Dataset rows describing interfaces
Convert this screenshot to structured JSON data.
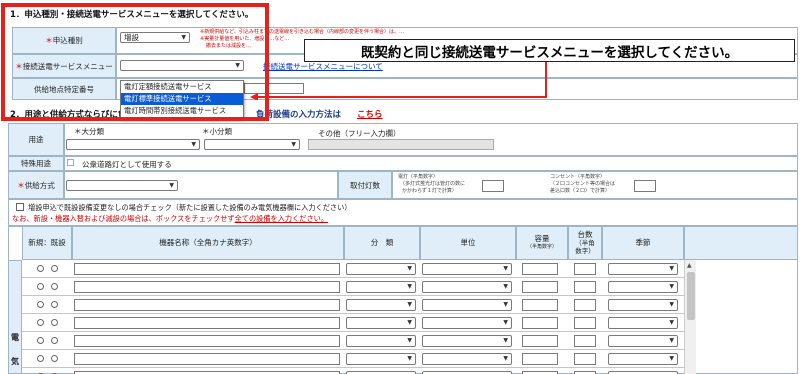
{
  "section1": {
    "title": "1．申込種別・接続送電サービスメニューを選択してください。",
    "application_type_label": "申込種別",
    "application_type_value": "増設",
    "notes": [
      "※新規供給など、引込み柱までの送電線を引き込む場合（内線部の変更を伴う場合）は、…",
      "※実量計量値を用いた、増設・…など…",
      "撤去または減設を…"
    ],
    "service_menu_label": "接続送電サービスメニュー",
    "service_menu_value": "",
    "service_menu_link": "接続送電サービスメニューについて",
    "supply_point_label": "供給地点特定番号",
    "required_mark": "＊",
    "dropdown_options": [
      "電灯定額接続送電サービス",
      "電灯標準接続送電サービス",
      "電灯時間帯別接続送電サービス"
    ],
    "highlighted_option_index": 1
  },
  "callout": {
    "text": "既契約と同じ接続送電サービスメニューを選択してください。"
  },
  "section2": {
    "title": "2．用途と供給方式ならびに負",
    "title_suffix": "負荷設備の入力方法は",
    "link": "こちら",
    "usage_label": "用途",
    "major_category": "＊大分類",
    "minor_category": "＊小分類",
    "other_label": "その他（フリー入力欄）",
    "special_use_label": "特殊用途",
    "special_use_option": "公衆道路灯として使用する",
    "supply_method_label": "供給方式",
    "fixture_count_label": "取付灯数",
    "lamp_note": [
      "電灯（平角数字）",
      "（多灯式蛍光灯は管灯の数に",
      "かかわらず１灯で計算）"
    ],
    "outlet_note": [
      "コンセント（平角数字）",
      "（２口コンセント等の場合は",
      "差込口数（２口）で計算）"
    ],
    "check_note": "増設申込で既設設備変更なしの場合チェック（新たに設置した設備のみ電気機器欄に入力ください）",
    "warning_prefix": "なお、新設・機器入替および減設の場合は、ボックスをチェックせず",
    "warning_emph": "全ての設備を入力ください。",
    "table_headers": {
      "new_existing": "新規：既設",
      "device_name": "機器名称（全角カナ英数字）",
      "classification": "分　類",
      "unit": "単位",
      "capacity": "容量",
      "capacity_sub": "（半角数字）",
      "count": "台数",
      "count_sub": "（半角",
      "count_sub2": "数字）",
      "season": "季節"
    },
    "side_label": [
      "電",
      "気"
    ]
  },
  "colors": {
    "highlight_box": "#e8201a",
    "header_bg": "#dfeef8",
    "select_highlight": "#0a5bd6"
  }
}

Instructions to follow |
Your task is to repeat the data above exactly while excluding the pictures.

Response area |
Convert this screenshot to structured JSON data.
{
  "section1": {
    "title": "1．申込種別・接続送電サービスメニューを選択してください。",
    "application_type_label": "申込種別",
    "application_type_value": "増設",
    "notes": [
      "※新規供給など、引込み柱までの送電線を引き込む場合（内線部の変更を伴う場合）は、…",
      "※実量計量値を用いた、増設・…など…",
      "撤去または減設を…"
    ],
    "service_menu_label": "接続送電サービスメニュー",
    "service_menu_value": "",
    "service_menu_link": "接続送電サービスメニューについて",
    "supply_point_label": "供給地点特定番号",
    "required_mark": "＊",
    "dropdown_options": [
      "電灯定額接続送電サービス",
      "電灯標準接続送電サービス",
      "電灯時間帯別接続送電サービス"
    ],
    "highlighted_option_index": 1
  },
  "callout": {
    "text": "既契約と同じ接続送電サービスメニューを選択してください。"
  },
  "section2": {
    "title": "2．用途と供給方式ならびに負",
    "title_suffix": "負荷設備の入力方法は",
    "link": "こちら",
    "usage_label": "用途",
    "major_category": "＊大分類",
    "minor_category": "＊小分類",
    "other_label": "その他（フリー入力欄）",
    "special_use_label": "特殊用途",
    "special_use_option": "公衆道路灯として使用する",
    "supply_method_label": "供給方式",
    "fixture_count_label": "取付灯数",
    "lamp_note": [
      "電灯（平角数字）",
      "（多灯式蛍光灯は管灯の数に",
      "かかわらず１灯で計算）"
    ],
    "outlet_note": [
      "コンセント（平角数字）",
      "（２口コンセント等の場合は",
      "差込口数（２口）で計算）"
    ],
    "check_note": "増設申込で既設設備変更なしの場合チェック（新たに設置した設備のみ電気機器欄に入力ください）",
    "warning_prefix": "なお、新設・機器入替および減設の場合は、ボックスをチェックせず",
    "warning_emph": "全ての設備を入力ください。",
    "table_headers": {
      "new_existing": "新規：既設",
      "device_name": "機器名称（全角カナ英数字）",
      "classification": "分　類",
      "unit": "単位",
      "capacity": "容量",
      "capacity_sub": "（半角数字）",
      "count": "台数",
      "count_sub": "（半角",
      "count_sub2": "数字）",
      "season": "季節"
    },
    "side_label": [
      "電",
      "気"
    ]
  },
  "colors": {
    "highlight_box": "#e8201a",
    "header_bg": "#dfeef8",
    "select_highlight": "#0a5bd6"
  }
}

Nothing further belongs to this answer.